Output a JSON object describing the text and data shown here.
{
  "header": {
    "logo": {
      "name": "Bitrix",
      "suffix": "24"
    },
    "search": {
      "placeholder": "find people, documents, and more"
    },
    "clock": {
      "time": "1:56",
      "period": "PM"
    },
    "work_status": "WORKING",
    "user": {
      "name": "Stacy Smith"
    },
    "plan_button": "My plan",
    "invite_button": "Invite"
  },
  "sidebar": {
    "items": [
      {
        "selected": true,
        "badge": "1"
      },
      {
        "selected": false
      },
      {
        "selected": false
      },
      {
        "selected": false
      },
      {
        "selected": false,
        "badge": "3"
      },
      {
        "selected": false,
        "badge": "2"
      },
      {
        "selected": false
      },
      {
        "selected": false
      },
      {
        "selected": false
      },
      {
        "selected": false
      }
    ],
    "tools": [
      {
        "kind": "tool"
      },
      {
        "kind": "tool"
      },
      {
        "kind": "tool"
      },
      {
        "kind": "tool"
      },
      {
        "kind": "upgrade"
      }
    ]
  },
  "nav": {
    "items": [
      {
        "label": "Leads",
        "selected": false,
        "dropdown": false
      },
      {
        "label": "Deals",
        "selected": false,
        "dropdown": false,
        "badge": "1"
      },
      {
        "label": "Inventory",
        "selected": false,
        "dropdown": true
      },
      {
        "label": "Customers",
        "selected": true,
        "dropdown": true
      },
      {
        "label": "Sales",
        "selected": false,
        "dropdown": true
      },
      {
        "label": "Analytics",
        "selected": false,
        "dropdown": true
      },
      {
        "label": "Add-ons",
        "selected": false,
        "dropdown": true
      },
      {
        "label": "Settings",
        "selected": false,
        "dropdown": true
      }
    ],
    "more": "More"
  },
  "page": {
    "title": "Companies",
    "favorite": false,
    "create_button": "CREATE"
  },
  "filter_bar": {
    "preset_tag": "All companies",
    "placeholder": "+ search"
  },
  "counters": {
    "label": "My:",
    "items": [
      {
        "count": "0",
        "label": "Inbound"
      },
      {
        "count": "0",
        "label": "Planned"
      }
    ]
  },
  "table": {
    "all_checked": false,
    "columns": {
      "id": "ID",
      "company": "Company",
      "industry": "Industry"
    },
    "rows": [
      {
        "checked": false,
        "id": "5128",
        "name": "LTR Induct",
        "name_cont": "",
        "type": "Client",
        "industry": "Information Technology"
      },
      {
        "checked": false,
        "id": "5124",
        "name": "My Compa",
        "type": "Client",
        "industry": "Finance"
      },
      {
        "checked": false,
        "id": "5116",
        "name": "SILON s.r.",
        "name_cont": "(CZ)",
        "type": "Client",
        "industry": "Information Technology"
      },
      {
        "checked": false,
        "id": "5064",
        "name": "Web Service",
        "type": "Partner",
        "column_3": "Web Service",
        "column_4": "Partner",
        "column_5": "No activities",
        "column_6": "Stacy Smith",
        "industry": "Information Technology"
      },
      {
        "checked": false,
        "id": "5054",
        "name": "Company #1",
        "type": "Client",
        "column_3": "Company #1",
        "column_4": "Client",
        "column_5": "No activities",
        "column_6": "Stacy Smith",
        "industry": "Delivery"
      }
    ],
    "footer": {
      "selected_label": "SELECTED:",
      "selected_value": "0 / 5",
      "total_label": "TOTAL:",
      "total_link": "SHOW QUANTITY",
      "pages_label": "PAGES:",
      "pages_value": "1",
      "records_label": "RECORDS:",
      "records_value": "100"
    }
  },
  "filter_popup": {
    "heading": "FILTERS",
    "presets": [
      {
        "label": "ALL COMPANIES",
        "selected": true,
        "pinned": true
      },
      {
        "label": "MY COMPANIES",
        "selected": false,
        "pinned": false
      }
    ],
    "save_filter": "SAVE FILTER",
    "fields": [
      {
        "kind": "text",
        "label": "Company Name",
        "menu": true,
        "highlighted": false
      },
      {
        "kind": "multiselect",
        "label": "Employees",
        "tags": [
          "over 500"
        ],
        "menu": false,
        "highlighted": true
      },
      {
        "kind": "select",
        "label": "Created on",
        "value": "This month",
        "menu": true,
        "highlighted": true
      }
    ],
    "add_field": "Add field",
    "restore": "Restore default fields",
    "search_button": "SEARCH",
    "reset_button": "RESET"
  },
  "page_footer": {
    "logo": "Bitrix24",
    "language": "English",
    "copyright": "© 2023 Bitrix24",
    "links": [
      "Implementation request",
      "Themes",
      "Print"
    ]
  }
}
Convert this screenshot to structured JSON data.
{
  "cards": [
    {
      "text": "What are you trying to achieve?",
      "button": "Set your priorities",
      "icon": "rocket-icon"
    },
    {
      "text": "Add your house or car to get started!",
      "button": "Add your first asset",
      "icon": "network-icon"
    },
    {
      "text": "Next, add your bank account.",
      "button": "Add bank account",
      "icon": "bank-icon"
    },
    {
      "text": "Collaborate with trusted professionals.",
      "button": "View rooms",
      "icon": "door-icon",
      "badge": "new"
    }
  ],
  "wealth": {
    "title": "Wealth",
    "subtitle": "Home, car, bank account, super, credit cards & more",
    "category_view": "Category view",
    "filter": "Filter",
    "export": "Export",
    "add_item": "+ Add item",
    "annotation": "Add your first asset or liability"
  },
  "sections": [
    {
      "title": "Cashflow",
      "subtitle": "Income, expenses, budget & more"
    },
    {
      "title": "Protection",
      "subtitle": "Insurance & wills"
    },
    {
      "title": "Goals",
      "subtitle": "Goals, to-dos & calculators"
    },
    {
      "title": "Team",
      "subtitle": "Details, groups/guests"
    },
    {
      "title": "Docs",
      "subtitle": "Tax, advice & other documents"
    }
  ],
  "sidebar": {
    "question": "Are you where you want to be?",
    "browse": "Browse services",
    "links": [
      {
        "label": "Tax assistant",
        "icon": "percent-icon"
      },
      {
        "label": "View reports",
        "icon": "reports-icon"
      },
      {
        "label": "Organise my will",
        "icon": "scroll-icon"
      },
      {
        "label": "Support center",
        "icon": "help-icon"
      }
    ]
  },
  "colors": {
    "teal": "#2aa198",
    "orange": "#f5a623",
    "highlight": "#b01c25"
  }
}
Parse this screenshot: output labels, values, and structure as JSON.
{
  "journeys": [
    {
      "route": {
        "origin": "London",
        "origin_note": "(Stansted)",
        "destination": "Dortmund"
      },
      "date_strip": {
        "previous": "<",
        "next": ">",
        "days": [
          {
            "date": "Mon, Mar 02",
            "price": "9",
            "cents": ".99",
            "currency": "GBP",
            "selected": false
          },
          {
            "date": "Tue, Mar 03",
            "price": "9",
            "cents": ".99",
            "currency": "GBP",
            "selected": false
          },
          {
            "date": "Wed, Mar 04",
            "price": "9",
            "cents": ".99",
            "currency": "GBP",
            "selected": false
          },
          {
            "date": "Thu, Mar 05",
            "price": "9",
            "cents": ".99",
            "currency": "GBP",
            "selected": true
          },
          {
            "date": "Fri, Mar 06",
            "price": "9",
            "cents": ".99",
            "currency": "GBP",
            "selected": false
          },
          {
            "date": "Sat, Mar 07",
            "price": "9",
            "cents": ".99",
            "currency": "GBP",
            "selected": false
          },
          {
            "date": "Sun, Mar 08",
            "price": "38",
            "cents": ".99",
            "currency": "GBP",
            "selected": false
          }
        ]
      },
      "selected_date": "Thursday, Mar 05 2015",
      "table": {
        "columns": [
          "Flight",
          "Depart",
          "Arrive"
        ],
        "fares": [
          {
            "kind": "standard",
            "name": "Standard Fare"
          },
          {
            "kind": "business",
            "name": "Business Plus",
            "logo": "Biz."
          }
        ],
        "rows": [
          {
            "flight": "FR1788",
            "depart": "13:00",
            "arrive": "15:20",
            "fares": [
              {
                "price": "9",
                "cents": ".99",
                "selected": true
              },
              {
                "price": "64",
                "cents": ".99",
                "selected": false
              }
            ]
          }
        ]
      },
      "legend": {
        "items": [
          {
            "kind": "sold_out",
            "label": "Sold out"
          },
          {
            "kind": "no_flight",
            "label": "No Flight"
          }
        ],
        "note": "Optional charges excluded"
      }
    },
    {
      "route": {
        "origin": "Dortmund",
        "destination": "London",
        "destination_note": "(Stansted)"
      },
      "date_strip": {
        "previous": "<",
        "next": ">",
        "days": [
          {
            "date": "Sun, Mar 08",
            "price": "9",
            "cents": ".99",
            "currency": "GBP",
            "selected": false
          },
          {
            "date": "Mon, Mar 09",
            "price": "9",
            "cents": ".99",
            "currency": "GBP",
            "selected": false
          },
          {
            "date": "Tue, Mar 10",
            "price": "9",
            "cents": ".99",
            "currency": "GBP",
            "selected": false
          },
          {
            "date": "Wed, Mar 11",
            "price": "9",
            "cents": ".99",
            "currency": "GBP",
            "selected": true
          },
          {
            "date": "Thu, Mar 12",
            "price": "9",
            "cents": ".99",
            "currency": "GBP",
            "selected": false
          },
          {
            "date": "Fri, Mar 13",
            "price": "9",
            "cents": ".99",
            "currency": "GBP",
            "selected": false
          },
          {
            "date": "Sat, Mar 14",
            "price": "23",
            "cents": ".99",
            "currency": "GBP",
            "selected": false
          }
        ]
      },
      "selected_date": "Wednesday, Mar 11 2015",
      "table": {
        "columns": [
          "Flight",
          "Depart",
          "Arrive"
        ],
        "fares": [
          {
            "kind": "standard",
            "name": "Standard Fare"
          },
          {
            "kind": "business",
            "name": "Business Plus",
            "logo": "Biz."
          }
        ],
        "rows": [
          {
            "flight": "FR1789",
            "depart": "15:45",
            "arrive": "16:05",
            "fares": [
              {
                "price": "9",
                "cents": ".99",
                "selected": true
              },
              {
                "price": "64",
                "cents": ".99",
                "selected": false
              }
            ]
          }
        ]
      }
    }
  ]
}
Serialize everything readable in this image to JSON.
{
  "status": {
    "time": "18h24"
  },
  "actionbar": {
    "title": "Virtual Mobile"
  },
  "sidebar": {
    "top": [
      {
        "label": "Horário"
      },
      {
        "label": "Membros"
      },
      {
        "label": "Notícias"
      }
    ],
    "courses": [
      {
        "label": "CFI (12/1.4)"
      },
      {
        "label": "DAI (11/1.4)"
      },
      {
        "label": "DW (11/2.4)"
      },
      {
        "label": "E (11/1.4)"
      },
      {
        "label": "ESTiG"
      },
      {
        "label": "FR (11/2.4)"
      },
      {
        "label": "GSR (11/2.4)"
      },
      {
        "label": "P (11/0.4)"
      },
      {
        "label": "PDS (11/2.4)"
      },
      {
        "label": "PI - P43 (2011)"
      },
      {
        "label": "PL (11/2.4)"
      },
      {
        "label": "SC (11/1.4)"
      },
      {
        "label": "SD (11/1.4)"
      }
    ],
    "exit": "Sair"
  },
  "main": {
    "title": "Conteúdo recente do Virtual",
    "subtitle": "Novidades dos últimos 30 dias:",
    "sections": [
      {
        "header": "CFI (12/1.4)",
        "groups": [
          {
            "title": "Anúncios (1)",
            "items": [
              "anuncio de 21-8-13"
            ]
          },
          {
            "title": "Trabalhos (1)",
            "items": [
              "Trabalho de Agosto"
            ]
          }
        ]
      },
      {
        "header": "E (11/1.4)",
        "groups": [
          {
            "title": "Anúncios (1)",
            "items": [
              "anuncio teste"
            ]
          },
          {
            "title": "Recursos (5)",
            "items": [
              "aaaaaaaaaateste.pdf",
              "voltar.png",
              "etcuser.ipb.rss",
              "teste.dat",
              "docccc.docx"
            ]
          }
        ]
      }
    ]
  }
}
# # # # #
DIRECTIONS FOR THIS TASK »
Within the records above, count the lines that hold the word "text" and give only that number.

WRITTEN ANSWER »
6